What is being asked>
Of the entries below, copy only those lines that contain the word "name".

[Element data from apps and pages]

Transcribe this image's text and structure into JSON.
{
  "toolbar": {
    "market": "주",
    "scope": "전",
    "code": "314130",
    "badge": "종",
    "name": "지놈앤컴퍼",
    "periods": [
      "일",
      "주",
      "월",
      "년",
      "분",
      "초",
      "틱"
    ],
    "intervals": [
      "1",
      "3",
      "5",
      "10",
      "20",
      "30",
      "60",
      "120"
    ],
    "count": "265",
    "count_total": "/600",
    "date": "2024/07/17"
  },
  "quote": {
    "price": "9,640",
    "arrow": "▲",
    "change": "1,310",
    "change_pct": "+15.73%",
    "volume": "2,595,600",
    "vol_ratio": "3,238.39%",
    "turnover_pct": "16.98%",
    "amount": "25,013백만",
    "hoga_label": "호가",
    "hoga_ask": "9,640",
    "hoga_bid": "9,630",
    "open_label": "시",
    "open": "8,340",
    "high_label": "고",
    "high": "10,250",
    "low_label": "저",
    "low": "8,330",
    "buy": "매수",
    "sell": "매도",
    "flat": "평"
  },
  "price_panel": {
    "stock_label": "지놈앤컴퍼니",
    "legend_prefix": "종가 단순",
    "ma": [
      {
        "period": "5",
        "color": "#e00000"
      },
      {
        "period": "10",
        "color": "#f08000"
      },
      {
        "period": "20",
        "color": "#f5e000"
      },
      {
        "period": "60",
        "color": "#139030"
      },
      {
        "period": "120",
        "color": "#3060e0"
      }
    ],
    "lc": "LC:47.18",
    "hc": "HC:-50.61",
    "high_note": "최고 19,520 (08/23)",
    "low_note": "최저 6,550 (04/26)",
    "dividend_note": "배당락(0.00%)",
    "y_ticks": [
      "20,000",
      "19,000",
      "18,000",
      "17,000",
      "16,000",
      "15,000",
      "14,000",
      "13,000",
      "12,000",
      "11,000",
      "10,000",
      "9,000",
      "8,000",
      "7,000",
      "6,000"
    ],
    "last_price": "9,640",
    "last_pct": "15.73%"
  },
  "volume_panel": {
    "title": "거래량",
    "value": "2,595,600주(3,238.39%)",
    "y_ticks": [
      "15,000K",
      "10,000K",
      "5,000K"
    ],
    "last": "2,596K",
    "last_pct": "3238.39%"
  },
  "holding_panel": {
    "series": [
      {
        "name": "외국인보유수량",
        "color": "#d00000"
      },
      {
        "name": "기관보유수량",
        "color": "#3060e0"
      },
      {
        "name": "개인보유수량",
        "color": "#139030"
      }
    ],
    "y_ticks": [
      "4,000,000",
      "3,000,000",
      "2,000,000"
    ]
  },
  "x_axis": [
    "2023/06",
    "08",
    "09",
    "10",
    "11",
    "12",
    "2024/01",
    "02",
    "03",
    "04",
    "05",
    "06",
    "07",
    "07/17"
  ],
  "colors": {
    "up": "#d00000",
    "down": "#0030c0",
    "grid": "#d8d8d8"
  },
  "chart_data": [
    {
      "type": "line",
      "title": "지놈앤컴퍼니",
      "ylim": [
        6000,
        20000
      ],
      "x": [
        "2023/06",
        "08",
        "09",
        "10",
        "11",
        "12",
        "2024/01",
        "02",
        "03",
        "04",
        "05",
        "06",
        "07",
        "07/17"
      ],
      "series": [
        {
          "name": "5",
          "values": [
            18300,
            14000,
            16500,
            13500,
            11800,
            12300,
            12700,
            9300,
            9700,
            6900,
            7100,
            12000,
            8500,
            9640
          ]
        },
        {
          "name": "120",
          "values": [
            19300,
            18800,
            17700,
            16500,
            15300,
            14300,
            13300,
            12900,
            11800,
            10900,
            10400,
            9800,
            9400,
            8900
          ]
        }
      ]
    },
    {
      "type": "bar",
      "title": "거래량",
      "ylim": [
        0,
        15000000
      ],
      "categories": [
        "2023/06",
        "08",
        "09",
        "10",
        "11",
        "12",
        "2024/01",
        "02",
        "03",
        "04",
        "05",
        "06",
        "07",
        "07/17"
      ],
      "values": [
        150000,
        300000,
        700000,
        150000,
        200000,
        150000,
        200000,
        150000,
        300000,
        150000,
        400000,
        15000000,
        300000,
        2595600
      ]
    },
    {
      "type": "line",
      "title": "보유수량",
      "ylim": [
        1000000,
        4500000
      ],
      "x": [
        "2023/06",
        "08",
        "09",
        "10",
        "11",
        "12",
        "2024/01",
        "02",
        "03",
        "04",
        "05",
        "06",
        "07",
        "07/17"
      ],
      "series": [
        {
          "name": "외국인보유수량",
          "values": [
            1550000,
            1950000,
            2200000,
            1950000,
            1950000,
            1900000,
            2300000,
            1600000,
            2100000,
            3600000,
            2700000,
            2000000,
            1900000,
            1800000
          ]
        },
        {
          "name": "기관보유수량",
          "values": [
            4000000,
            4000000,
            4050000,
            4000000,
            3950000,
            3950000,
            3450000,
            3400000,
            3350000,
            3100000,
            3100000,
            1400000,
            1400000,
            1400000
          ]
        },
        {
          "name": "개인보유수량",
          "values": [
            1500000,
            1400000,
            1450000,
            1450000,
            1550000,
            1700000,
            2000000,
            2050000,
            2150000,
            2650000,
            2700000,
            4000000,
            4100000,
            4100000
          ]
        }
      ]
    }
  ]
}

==

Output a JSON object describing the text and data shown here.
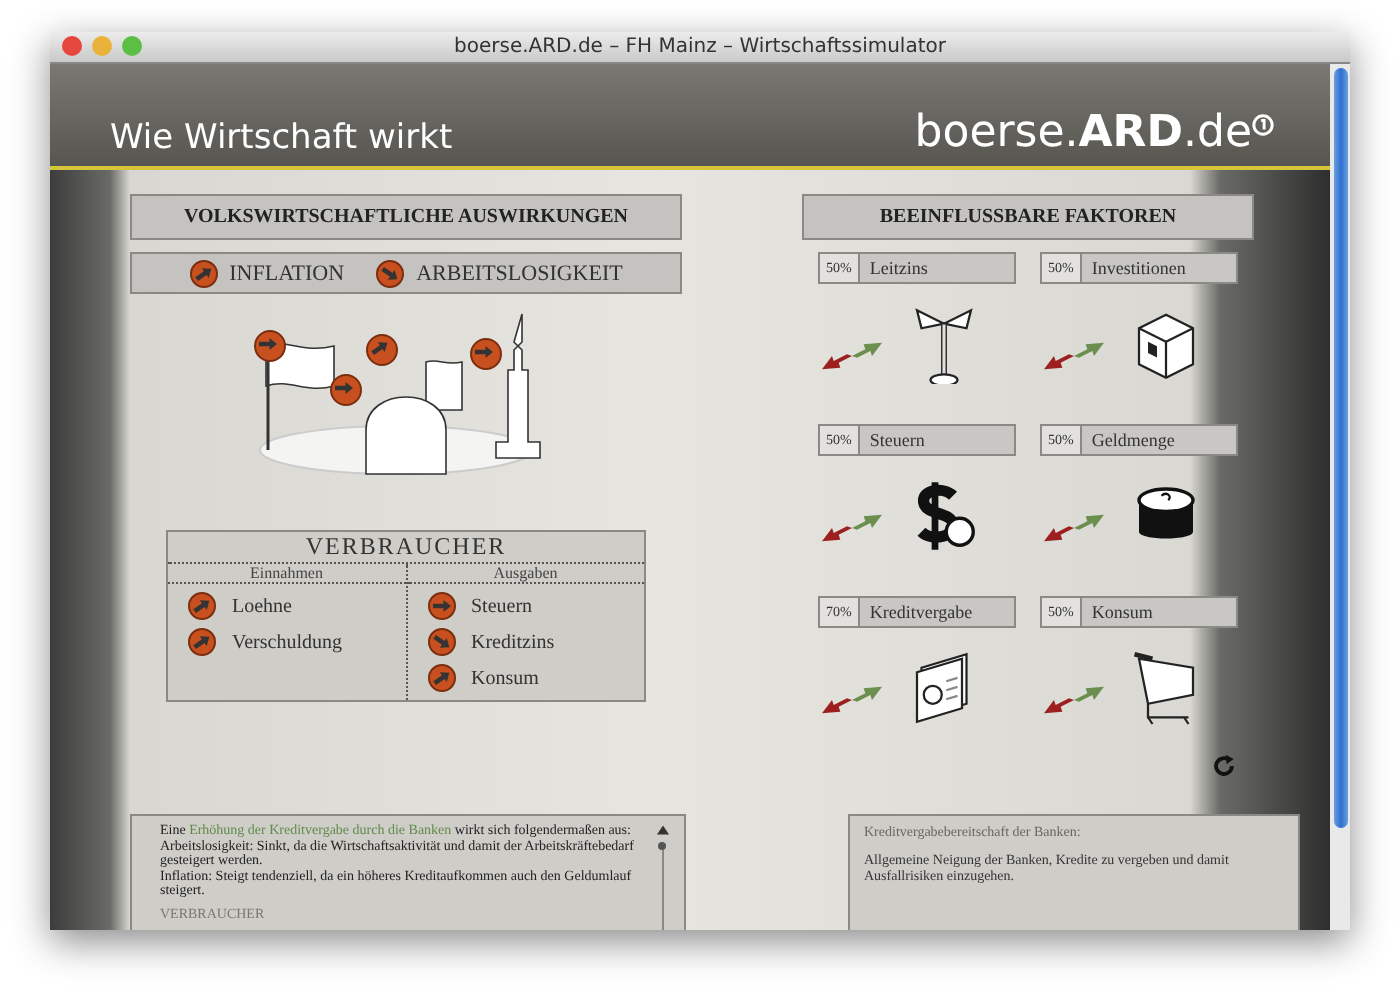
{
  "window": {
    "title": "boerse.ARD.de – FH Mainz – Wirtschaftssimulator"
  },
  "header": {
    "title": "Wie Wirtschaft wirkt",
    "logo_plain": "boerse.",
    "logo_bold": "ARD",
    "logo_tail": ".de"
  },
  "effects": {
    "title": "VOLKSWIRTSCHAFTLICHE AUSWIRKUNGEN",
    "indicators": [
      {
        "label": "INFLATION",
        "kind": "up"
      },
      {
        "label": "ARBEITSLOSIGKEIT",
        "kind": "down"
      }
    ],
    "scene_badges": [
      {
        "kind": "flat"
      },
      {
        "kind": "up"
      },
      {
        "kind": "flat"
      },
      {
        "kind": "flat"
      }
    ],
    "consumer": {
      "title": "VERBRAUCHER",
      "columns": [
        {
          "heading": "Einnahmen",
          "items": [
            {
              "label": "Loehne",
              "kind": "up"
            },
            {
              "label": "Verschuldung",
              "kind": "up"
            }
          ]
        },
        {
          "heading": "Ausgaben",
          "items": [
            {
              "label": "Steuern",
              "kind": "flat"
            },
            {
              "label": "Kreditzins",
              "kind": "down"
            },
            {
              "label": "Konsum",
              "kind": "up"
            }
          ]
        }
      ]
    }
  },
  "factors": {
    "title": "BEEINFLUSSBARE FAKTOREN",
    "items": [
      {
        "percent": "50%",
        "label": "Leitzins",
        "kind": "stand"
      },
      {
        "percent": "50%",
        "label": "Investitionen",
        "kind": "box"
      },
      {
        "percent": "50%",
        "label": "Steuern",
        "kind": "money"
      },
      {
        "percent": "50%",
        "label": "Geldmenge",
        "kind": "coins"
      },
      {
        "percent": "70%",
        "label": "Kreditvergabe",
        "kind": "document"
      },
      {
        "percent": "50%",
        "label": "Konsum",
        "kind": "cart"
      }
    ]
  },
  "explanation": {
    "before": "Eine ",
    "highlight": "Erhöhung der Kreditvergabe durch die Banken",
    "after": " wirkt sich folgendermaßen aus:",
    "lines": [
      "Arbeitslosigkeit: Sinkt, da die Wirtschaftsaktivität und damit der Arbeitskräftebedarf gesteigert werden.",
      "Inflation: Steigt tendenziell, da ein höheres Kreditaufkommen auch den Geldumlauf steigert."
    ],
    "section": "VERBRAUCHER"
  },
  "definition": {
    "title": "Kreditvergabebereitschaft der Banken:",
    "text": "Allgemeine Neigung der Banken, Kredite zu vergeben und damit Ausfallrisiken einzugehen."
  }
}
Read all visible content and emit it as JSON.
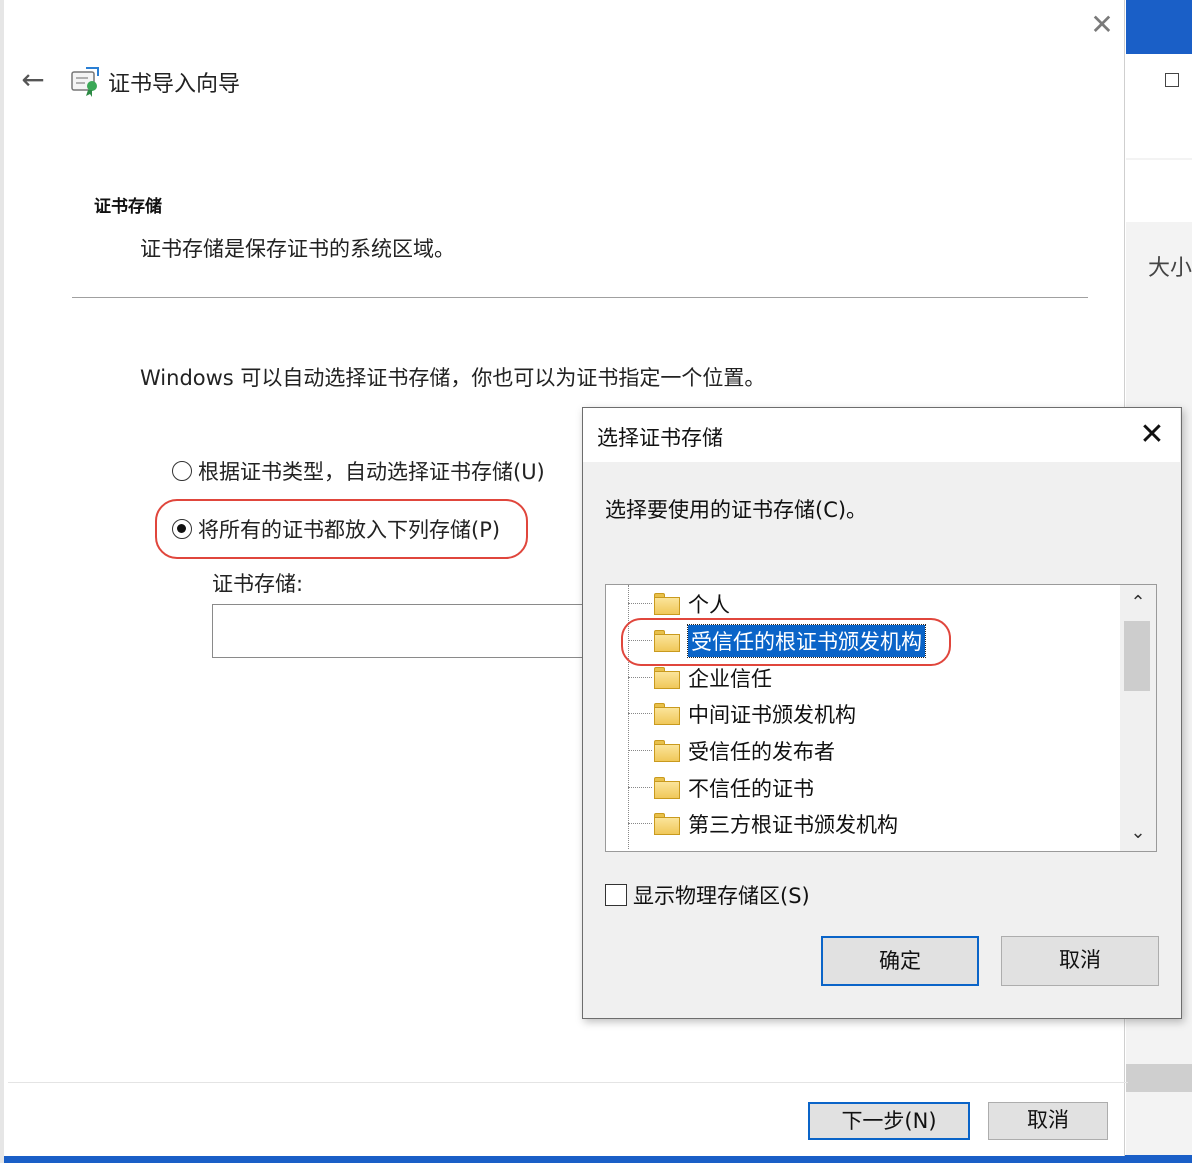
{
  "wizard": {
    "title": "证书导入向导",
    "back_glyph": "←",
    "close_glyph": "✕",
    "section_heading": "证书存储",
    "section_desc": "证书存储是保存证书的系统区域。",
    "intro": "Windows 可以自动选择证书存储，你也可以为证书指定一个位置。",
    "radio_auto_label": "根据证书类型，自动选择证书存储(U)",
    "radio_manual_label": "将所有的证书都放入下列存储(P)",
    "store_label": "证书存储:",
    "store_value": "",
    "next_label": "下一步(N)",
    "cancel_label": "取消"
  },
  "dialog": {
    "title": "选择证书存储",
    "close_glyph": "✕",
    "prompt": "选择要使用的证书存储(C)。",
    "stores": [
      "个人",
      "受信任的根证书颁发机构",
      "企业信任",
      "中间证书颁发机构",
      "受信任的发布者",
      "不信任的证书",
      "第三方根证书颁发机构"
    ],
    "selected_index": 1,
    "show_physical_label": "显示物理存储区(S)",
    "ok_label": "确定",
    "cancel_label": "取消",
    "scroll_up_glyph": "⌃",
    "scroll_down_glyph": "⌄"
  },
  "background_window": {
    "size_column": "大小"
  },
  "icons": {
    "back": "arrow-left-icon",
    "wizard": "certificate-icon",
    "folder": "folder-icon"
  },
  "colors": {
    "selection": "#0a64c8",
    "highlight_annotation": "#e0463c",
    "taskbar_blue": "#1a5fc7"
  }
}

Your solution>
    "name": "지놈앤컴퍼",
        "name": "외국인보유수량",
        "name": "기관보유수량",
        "name": "개인보유수량",
          "name": "5",
          "name": "120",
          "name": "외국인보유수량",
          "name": "기관보유수량",
          "name": "개인보유수량",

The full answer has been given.